*** Block opens ***
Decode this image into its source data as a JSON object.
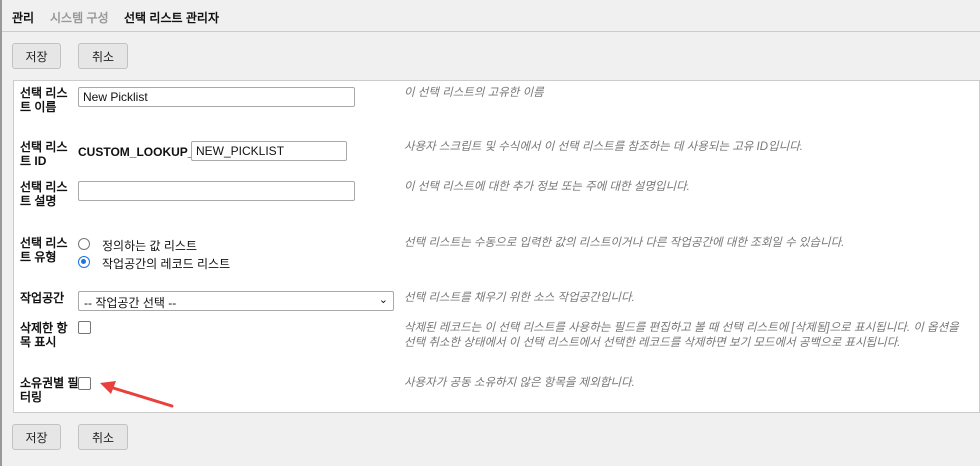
{
  "breadcrumb": {
    "items": [
      "관리",
      "시스템 구성",
      "선택 리스트 관리자"
    ]
  },
  "toolbar": {
    "save_label": "저장",
    "cancel_label": "취소"
  },
  "form": {
    "name": {
      "label": "선택 리스트 이름",
      "value": "New Picklist",
      "description": "이 선택 리스트의 고유한 이름"
    },
    "id": {
      "label": "선택 리스트 ID",
      "prefix": "CUSTOM_LOOKUP_",
      "value": "NEW_PICKLIST",
      "description": "사용자 스크립트 및 수식에서 이 선택 리스트를 참조하는 데 사용되는 고유 ID입니다."
    },
    "desc": {
      "label": "선택 리스트 설명",
      "value": "",
      "description": "이 선택 리스트에 대한 추가 정보 또는 주에 대한 설명입니다."
    },
    "type": {
      "label": "선택 리스트 유형",
      "options": [
        "정의하는 값 리스트",
        "작업공간의 레코드 리스트"
      ],
      "selected": 1,
      "description": "선택 리스트는 수동으로 입력한 값의 리스트이거나 다른 작업공간에 대한 조회일 수 있습니다."
    },
    "workspace": {
      "label": "작업공간",
      "selected": "-- 작업공간 선택 --",
      "description": "선택 리스트를 채우기 위한 소스 작업공간입니다."
    },
    "show_deleted": {
      "label": "삭제한 항목 표시",
      "checked": false,
      "description": "삭제된 레코드는 이 선택 리스트를 사용하는 필드를 편집하고 볼 때 선택 리스트에 [삭제됨]으로 표시됩니다. 이 옵션을 선택 취소한 상태에서 이 선택 리스트에서 선택한 레코드를 삭제하면 보기 모드에서 공백으로 표시됩니다."
    },
    "filter_owner": {
      "label": "소유권별 필터링",
      "checked": false,
      "description": "사용자가 공동 소유하지 않은 항목을 제외합니다."
    }
  },
  "colors": {
    "accent": "#1a73e8",
    "annotation_arrow": "#e8413c"
  }
}
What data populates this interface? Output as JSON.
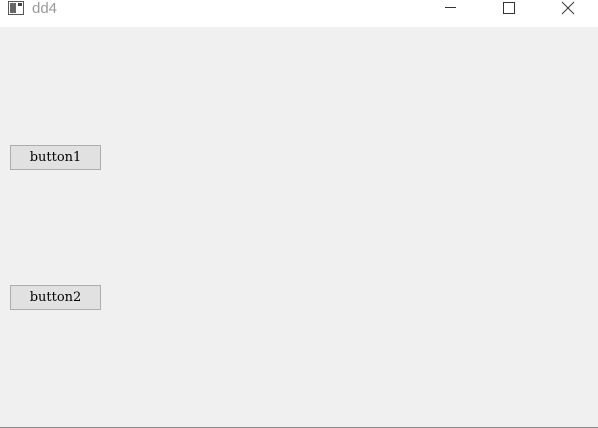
{
  "window": {
    "title": "dd4",
    "controls": [
      "minimize-icon",
      "maximize-icon",
      "close-icon"
    ]
  },
  "buttons": [
    {
      "label": "button1"
    },
    {
      "label": "button2"
    }
  ],
  "colors": {
    "client_background": "#f0f0f0",
    "titlebar_background": "#ffffff",
    "title_text": "#9a9a9a",
    "button_face": "#e1e1e1",
    "button_border": "#adadad"
  }
}
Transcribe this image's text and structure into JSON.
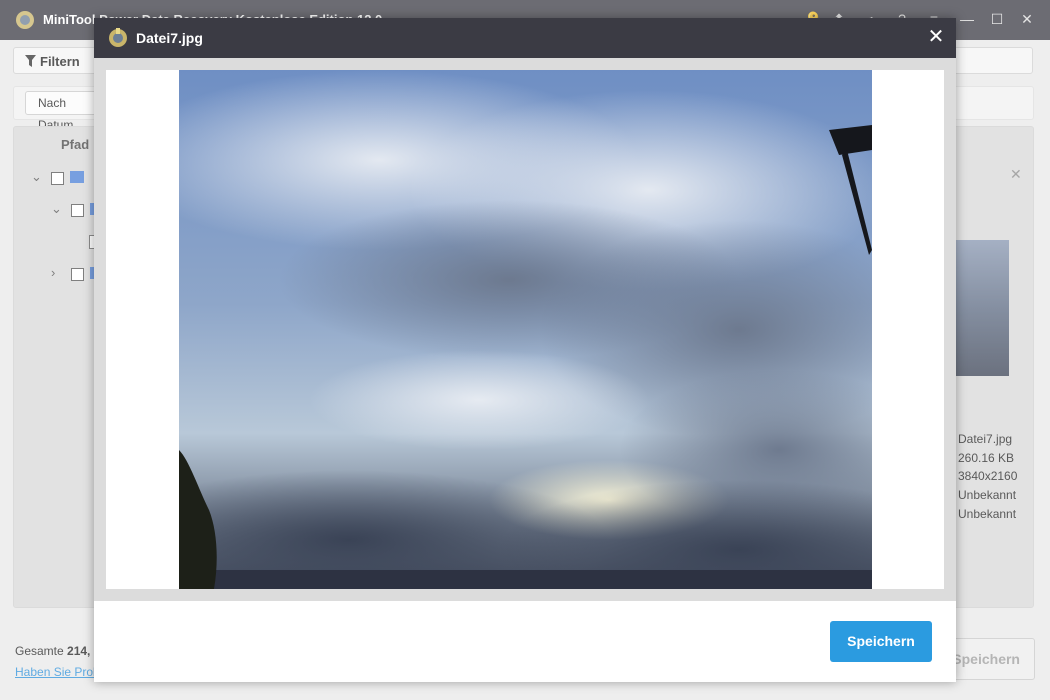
{
  "app": {
    "title": "MiniTool Power Data Recovery Kostenlose Edition 12.0",
    "toolbar": {
      "filter_label": "Filtern"
    },
    "subbar": {
      "date_button": "Nach Datum"
    },
    "panel": {
      "path_header": "Pfad"
    },
    "file_info": {
      "name": "Datei7.jpg",
      "size": "260.16 KB",
      "dimensions": "3840x2160",
      "created": "Unbekannt",
      "modified": "Unbekannt"
    },
    "status": {
      "total_prefix": "Gesamte",
      "total_value": "214,",
      "help_link": "Haben Sie Probleme?",
      "save_button": "Speichern"
    }
  },
  "modal": {
    "title": "Datei7.jpg",
    "close_symbol": "✕",
    "save_button": "Speichern"
  },
  "colors": {
    "titlebar": "#3b3b44",
    "accent": "#2b9be0"
  }
}
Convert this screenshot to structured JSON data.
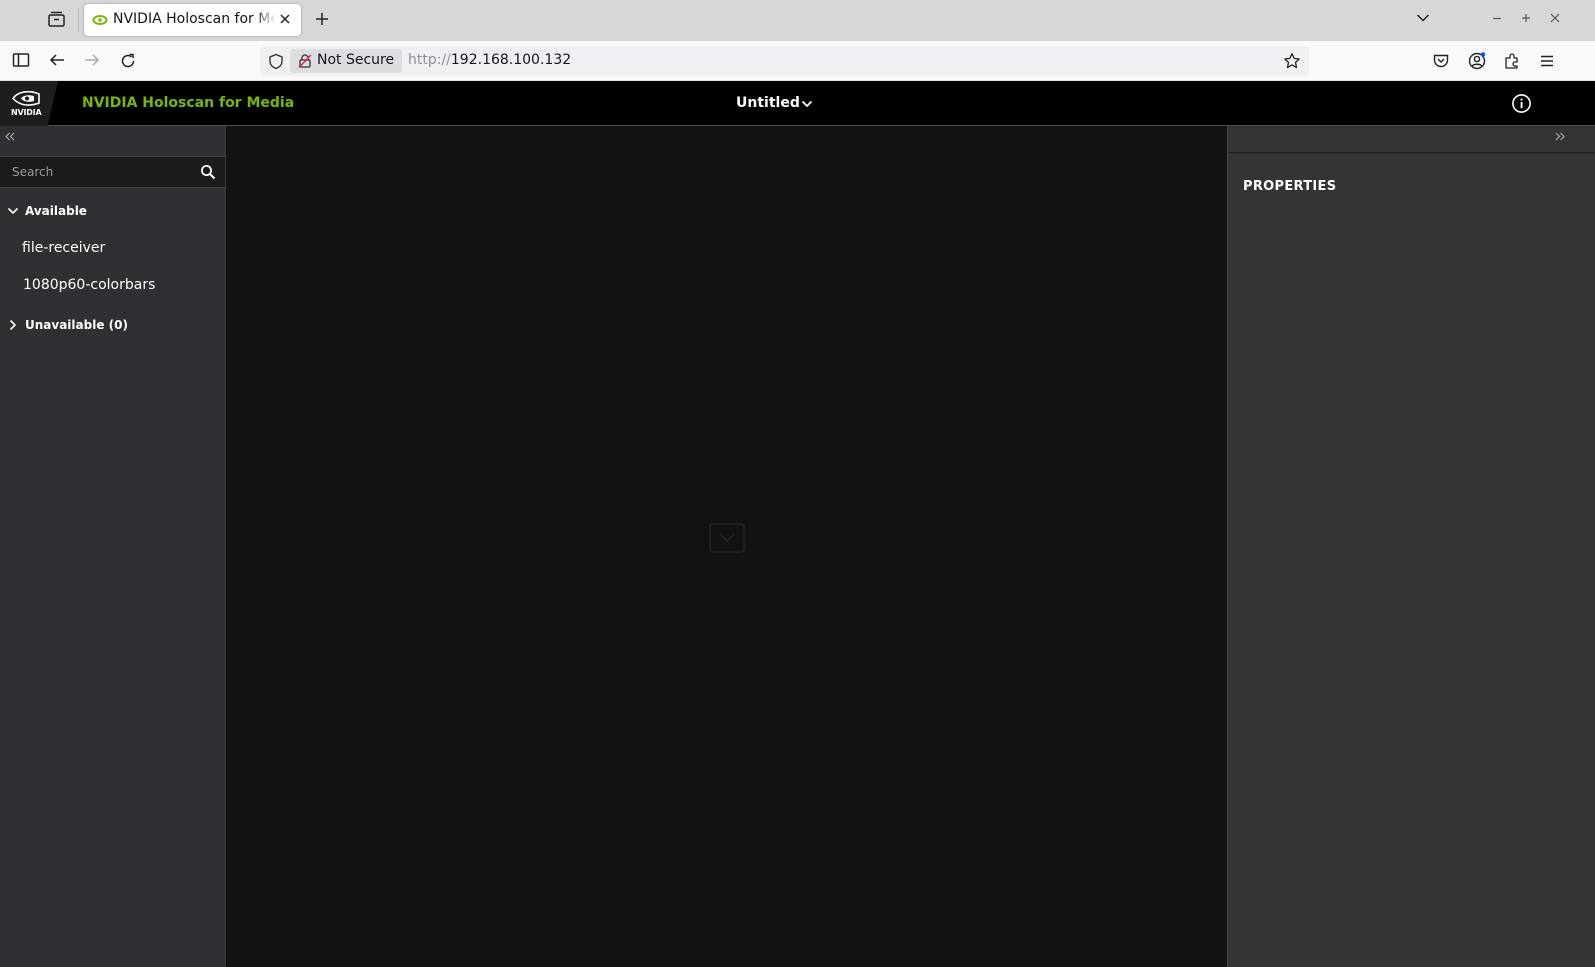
{
  "browser": {
    "tab_title": "NVIDIA Holoscan for Media",
    "security_label": "Not Secure",
    "url_scheme": "http://",
    "url_host": "192.168.100.132"
  },
  "app": {
    "brand_label": "NVIDIA",
    "title": "NVIDIA Holoscan for Media",
    "document_title": "Untitled",
    "accent_color": "#76b900"
  },
  "sidebar": {
    "search_placeholder": "Search",
    "available_label": "Available",
    "available_items": [
      {
        "label": "file-receiver"
      },
      {
        "label": "1080p60-colorbars"
      }
    ],
    "unavailable_label": "Unavailable (0)"
  },
  "properties": {
    "title": "PROPERTIES"
  }
}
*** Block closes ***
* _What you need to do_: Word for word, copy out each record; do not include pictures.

* _Written solution_:
Decode this image into its source data as a JSON object.
{
  "breadcrumb": {
    "items": [
      "관리",
      "시스템 구성",
      "선택 리스트 관리자"
    ]
  },
  "toolbar": {
    "save_label": "저장",
    "cancel_label": "취소"
  },
  "form": {
    "name": {
      "label": "선택 리스트 이름",
      "value": "New Picklist",
      "description": "이 선택 리스트의 고유한 이름"
    },
    "id": {
      "label": "선택 리스트 ID",
      "prefix": "CUSTOM_LOOKUP_",
      "value": "NEW_PICKLIST",
      "description": "사용자 스크립트 및 수식에서 이 선택 리스트를 참조하는 데 사용되는 고유 ID입니다."
    },
    "desc": {
      "label": "선택 리스트 설명",
      "value": "",
      "description": "이 선택 리스트에 대한 추가 정보 또는 주에 대한 설명입니다."
    },
    "type": {
      "label": "선택 리스트 유형",
      "options": [
        "정의하는 값 리스트",
        "작업공간의 레코드 리스트"
      ],
      "selected": 1,
      "description": "선택 리스트는 수동으로 입력한 값의 리스트이거나 다른 작업공간에 대한 조회일 수 있습니다."
    },
    "workspace": {
      "label": "작업공간",
      "selected": "-- 작업공간 선택 --",
      "description": "선택 리스트를 채우기 위한 소스 작업공간입니다."
    },
    "show_deleted": {
      "label": "삭제한 항목 표시",
      "checked": false,
      "description": "삭제된 레코드는 이 선택 리스트를 사용하는 필드를 편집하고 볼 때 선택 리스트에 [삭제됨]으로 표시됩니다. 이 옵션을 선택 취소한 상태에서 이 선택 리스트에서 선택한 레코드를 삭제하면 보기 모드에서 공백으로 표시됩니다."
    },
    "filter_owner": {
      "label": "소유권별 필터링",
      "checked": false,
      "description": "사용자가 공동 소유하지 않은 항목을 제외합니다."
    }
  },
  "colors": {
    "accent": "#1a73e8",
    "annotation_arrow": "#e8413c"
  }
}
What data populates this interface? Output as JSON.
{
  "window": {
    "title": "dd4",
    "controls": [
      "minimize-icon",
      "maximize-icon",
      "close-icon"
    ]
  },
  "buttons": [
    {
      "label": "button1"
    },
    {
      "label": "button2"
    }
  ],
  "colors": {
    "client_background": "#f0f0f0",
    "titlebar_background": "#ffffff",
    "title_text": "#9a9a9a",
    "button_face": "#e1e1e1",
    "button_border": "#adadad"
  }
}
Transcribe this image's text and structure into JSON.
{
  "app": {
    "title": "MiniTool Power Data Recovery Kostenlose Edition 12.0",
    "toolbar": {
      "filter_label": "Filtern"
    },
    "subbar": {
      "date_button": "Nach Datum"
    },
    "panel": {
      "path_header": "Pfad"
    },
    "file_info": {
      "name": "Datei7.jpg",
      "size": "260.16 KB",
      "dimensions": "3840x2160",
      "created": "Unbekannt",
      "modified": "Unbekannt"
    },
    "status": {
      "total_prefix": "Gesamte",
      "total_value": "214,",
      "help_link": "Haben Sie Probleme?",
      "save_button": "Speichern"
    }
  },
  "modal": {
    "title": "Datei7.jpg",
    "close_symbol": "✕",
    "save_button": "Speichern"
  },
  "colors": {
    "titlebar": "#3b3b44",
    "accent": "#2b9be0"
  }
}
Convert this screenshot to structured JSON data.
{
  "browser": {
    "tab_title": "NVIDIA Holoscan for Media",
    "security_label": "Not Secure",
    "url_scheme": "http://",
    "url_host": "192.168.100.132"
  },
  "app": {
    "brand_label": "NVIDIA",
    "title": "NVIDIA Holoscan for Media",
    "document_title": "Untitled",
    "accent_color": "#76b900"
  },
  "sidebar": {
    "search_placeholder": "Search",
    "available_label": "Available",
    "available_items": [
      {
        "label": "file-receiver"
      },
      {
        "label": "1080p60-colorbars"
      }
    ],
    "unavailable_label": "Unavailable (0)"
  },
  "properties": {
    "title": "PROPERTIES"
  }
}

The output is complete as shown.